Your assignment -
Search the listing for the word "univercity" and return each line that contains it.

Exercise data -

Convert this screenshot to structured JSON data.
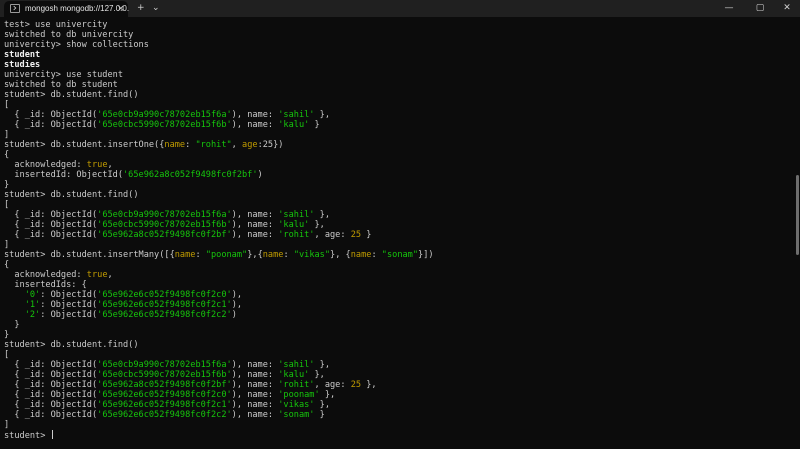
{
  "window": {
    "tab_title": "mongosh mongodb://127.0.0.",
    "tab_close": "×",
    "new_tab": "+",
    "dropdown": "⌄",
    "minimize": "—",
    "maximize": "▢",
    "close": "✕"
  },
  "terminal": {
    "lines": [
      [
        {
          "t": "test> use univercity"
        }
      ],
      [
        {
          "t": "switched to db univercity"
        }
      ],
      [
        {
          "t": "univercity> show collections"
        }
      ],
      [
        {
          "t": "student",
          "c": "b"
        }
      ],
      [
        {
          "t": "studies",
          "c": "b"
        }
      ],
      [
        {
          "t": "univercity> use student"
        }
      ],
      [
        {
          "t": "switched to db student"
        }
      ],
      [
        {
          "t": "student> db.student.find()"
        }
      ],
      [
        {
          "t": "["
        }
      ],
      [
        {
          "t": "  { _id: ObjectId("
        },
        {
          "t": "'65e0cb9a990c78702eb15f6a'",
          "c": "g"
        },
        {
          "t": "), name: "
        },
        {
          "t": "'sahil'",
          "c": "g"
        },
        {
          "t": " },"
        }
      ],
      [
        {
          "t": "  { _id: ObjectId("
        },
        {
          "t": "'65e0cbc5990c78702eb15f6b'",
          "c": "g"
        },
        {
          "t": "), name: "
        },
        {
          "t": "'kalu'",
          "c": "g"
        },
        {
          "t": " }"
        }
      ],
      [
        {
          "t": "]"
        }
      ],
      [
        {
          "t": "student> db.student.insertOne({"
        },
        {
          "t": "name",
          "c": "y"
        },
        {
          "t": ": "
        },
        {
          "t": "\"rohit\"",
          "c": "g"
        },
        {
          "t": ", "
        },
        {
          "t": "age",
          "c": "y"
        },
        {
          "t": ":25})"
        }
      ],
      [
        {
          "t": "{"
        }
      ],
      [
        {
          "t": "  acknowledged: "
        },
        {
          "t": "true",
          "c": "y"
        },
        {
          "t": ","
        }
      ],
      [
        {
          "t": "  insertedId: ObjectId("
        },
        {
          "t": "'65e962a8c052f9498fc0f2bf'",
          "c": "g"
        },
        {
          "t": ")"
        }
      ],
      [
        {
          "t": "}"
        }
      ],
      [
        {
          "t": "student> db.student.find()"
        }
      ],
      [
        {
          "t": "["
        }
      ],
      [
        {
          "t": "  { _id: ObjectId("
        },
        {
          "t": "'65e0cb9a990c78702eb15f6a'",
          "c": "g"
        },
        {
          "t": "), name: "
        },
        {
          "t": "'sahil'",
          "c": "g"
        },
        {
          "t": " },"
        }
      ],
      [
        {
          "t": "  { _id: ObjectId("
        },
        {
          "t": "'65e0cbc5990c78702eb15f6b'",
          "c": "g"
        },
        {
          "t": "), name: "
        },
        {
          "t": "'kalu'",
          "c": "g"
        },
        {
          "t": " },"
        }
      ],
      [
        {
          "t": "  { _id: ObjectId("
        },
        {
          "t": "'65e962a8c052f9498fc0f2bf'",
          "c": "g"
        },
        {
          "t": "), name: "
        },
        {
          "t": "'rohit'",
          "c": "g"
        },
        {
          "t": ", age: "
        },
        {
          "t": "25",
          "c": "y"
        },
        {
          "t": " }"
        }
      ],
      [
        {
          "t": "]"
        }
      ],
      [
        {
          "t": "student> db.student.insertMany([{"
        },
        {
          "t": "name",
          "c": "y"
        },
        {
          "t": ": "
        },
        {
          "t": "\"poonam\"",
          "c": "g"
        },
        {
          "t": "},{"
        },
        {
          "t": "name",
          "c": "y"
        },
        {
          "t": ": "
        },
        {
          "t": "\"vikas\"",
          "c": "g"
        },
        {
          "t": "}, {"
        },
        {
          "t": "name",
          "c": "y"
        },
        {
          "t": ": "
        },
        {
          "t": "\"sonam\"",
          "c": "g"
        },
        {
          "t": "}])"
        }
      ],
      [
        {
          "t": "{"
        }
      ],
      [
        {
          "t": "  acknowledged: "
        },
        {
          "t": "true",
          "c": "y"
        },
        {
          "t": ","
        }
      ],
      [
        {
          "t": "  insertedIds: {"
        }
      ],
      [
        {
          "t": "    "
        },
        {
          "t": "'0'",
          "c": "g"
        },
        {
          "t": ": ObjectId("
        },
        {
          "t": "'65e962e6c052f9498fc0f2c0'",
          "c": "g"
        },
        {
          "t": "),"
        }
      ],
      [
        {
          "t": "    "
        },
        {
          "t": "'1'",
          "c": "g"
        },
        {
          "t": ": ObjectId("
        },
        {
          "t": "'65e962e6c052f9498fc0f2c1'",
          "c": "g"
        },
        {
          "t": "),"
        }
      ],
      [
        {
          "t": "    "
        },
        {
          "t": "'2'",
          "c": "g"
        },
        {
          "t": ": ObjectId("
        },
        {
          "t": "'65e962e6c052f9498fc0f2c2'",
          "c": "g"
        },
        {
          "t": ")"
        }
      ],
      [
        {
          "t": "  }"
        }
      ],
      [
        {
          "t": "}"
        }
      ],
      [
        {
          "t": "student> db.student.find()"
        }
      ],
      [
        {
          "t": "["
        }
      ],
      [
        {
          "t": "  { _id: ObjectId("
        },
        {
          "t": "'65e0cb9a990c78702eb15f6a'",
          "c": "g"
        },
        {
          "t": "), name: "
        },
        {
          "t": "'sahil'",
          "c": "g"
        },
        {
          "t": " },"
        }
      ],
      [
        {
          "t": "  { _id: ObjectId("
        },
        {
          "t": "'65e0cbc5990c78702eb15f6b'",
          "c": "g"
        },
        {
          "t": "), name: "
        },
        {
          "t": "'kalu'",
          "c": "g"
        },
        {
          "t": " },"
        }
      ],
      [
        {
          "t": "  { _id: ObjectId("
        },
        {
          "t": "'65e962a8c052f9498fc0f2bf'",
          "c": "g"
        },
        {
          "t": "), name: "
        },
        {
          "t": "'rohit'",
          "c": "g"
        },
        {
          "t": ", age: "
        },
        {
          "t": "25",
          "c": "y"
        },
        {
          "t": " },"
        }
      ],
      [
        {
          "t": "  { _id: ObjectId("
        },
        {
          "t": "'65e962e6c052f9498fc0f2c0'",
          "c": "g"
        },
        {
          "t": "), name: "
        },
        {
          "t": "'poonam'",
          "c": "g"
        },
        {
          "t": " },"
        }
      ],
      [
        {
          "t": "  { _id: ObjectId("
        },
        {
          "t": "'65e962e6c052f9498fc0f2c1'",
          "c": "g"
        },
        {
          "t": "), name: "
        },
        {
          "t": "'vikas'",
          "c": "g"
        },
        {
          "t": " },"
        }
      ],
      [
        {
          "t": "  { _id: ObjectId("
        },
        {
          "t": "'65e962e6c052f9498fc0f2c2'",
          "c": "g"
        },
        {
          "t": "), name: "
        },
        {
          "t": "'sonam'",
          "c": "g"
        },
        {
          "t": " }"
        }
      ],
      [
        {
          "t": "]"
        }
      ],
      [
        {
          "t": "student> "
        }
      ]
    ]
  },
  "colors": {
    "background": "#0c0c0c",
    "titlebar": "#202020",
    "text": "#cccccc",
    "string_green": "#16c60c",
    "keyword_yellow": "#c19c00"
  },
  "icons": {
    "tab": "terminal-icon",
    "close": "close-icon",
    "new_tab": "plus-icon",
    "dropdown": "chevron-down-icon"
  }
}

Finished task -
          "t": "test> use univercity"
          "t": "switched to db univercity"
          "t": "univercity> show collections"
          "t": "univercity> use student"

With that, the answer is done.